● Given records:
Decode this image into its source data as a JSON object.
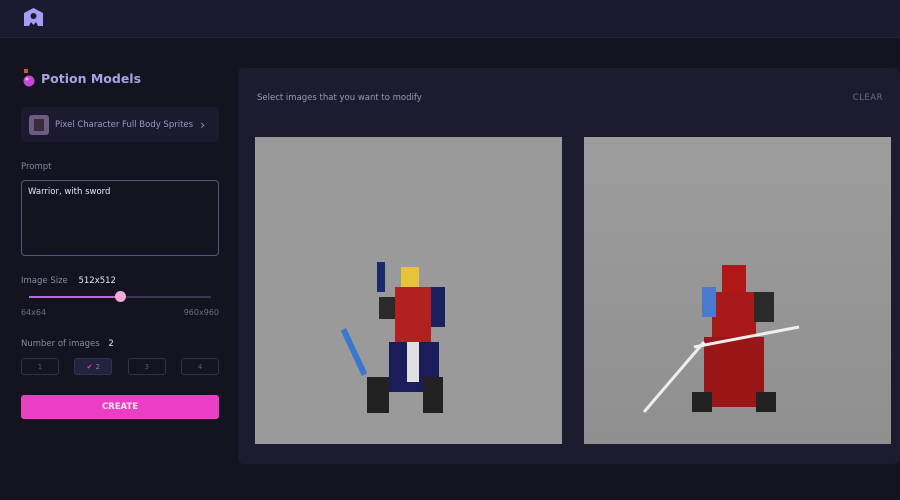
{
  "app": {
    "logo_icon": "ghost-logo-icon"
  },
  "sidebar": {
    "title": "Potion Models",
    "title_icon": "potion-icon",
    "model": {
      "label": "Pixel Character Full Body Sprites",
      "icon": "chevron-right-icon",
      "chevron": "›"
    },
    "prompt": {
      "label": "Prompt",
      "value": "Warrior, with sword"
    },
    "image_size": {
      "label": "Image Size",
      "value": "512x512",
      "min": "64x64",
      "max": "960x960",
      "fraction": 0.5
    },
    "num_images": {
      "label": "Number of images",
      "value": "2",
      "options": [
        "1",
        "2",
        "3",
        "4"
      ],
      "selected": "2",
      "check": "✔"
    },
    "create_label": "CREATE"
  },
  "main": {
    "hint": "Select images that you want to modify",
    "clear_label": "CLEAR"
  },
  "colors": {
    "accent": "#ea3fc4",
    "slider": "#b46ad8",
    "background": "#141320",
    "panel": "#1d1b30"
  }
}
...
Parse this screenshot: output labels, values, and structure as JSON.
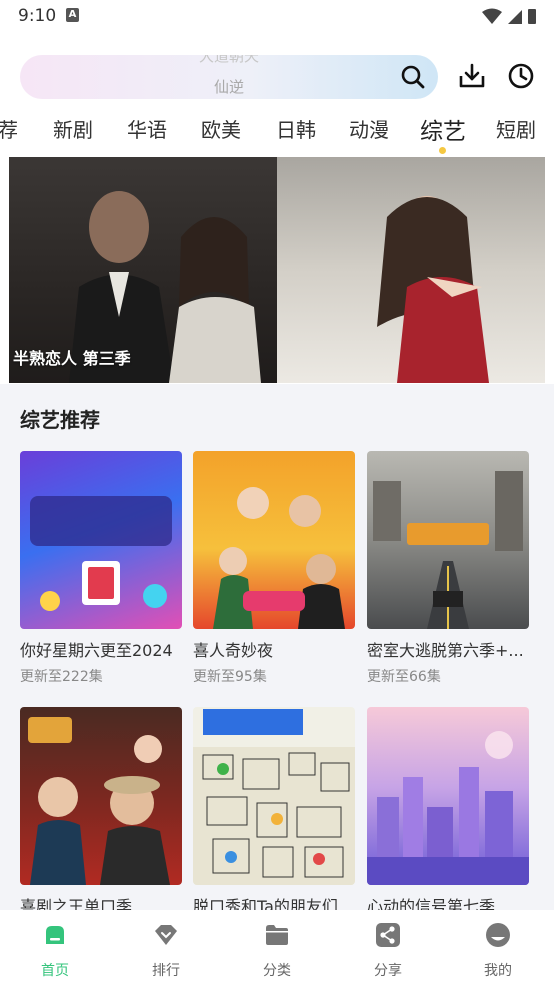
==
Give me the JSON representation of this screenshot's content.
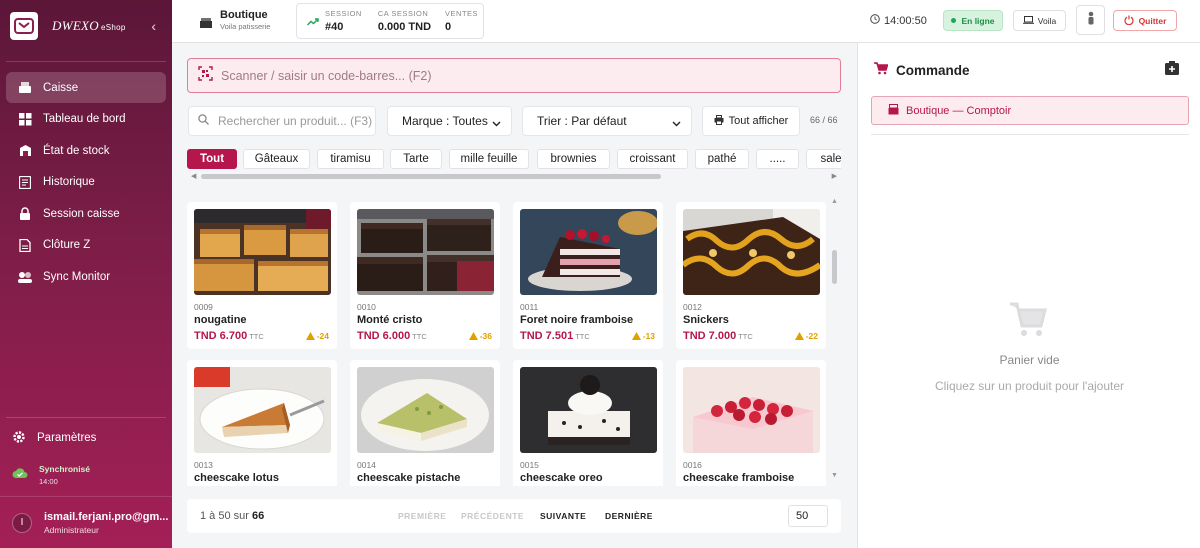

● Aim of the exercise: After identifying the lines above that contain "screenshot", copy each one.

● Exercise answer:
Parse this screenshot: output labels, values, and structure as JSON.
Give me the JSON representation of this screenshot's content.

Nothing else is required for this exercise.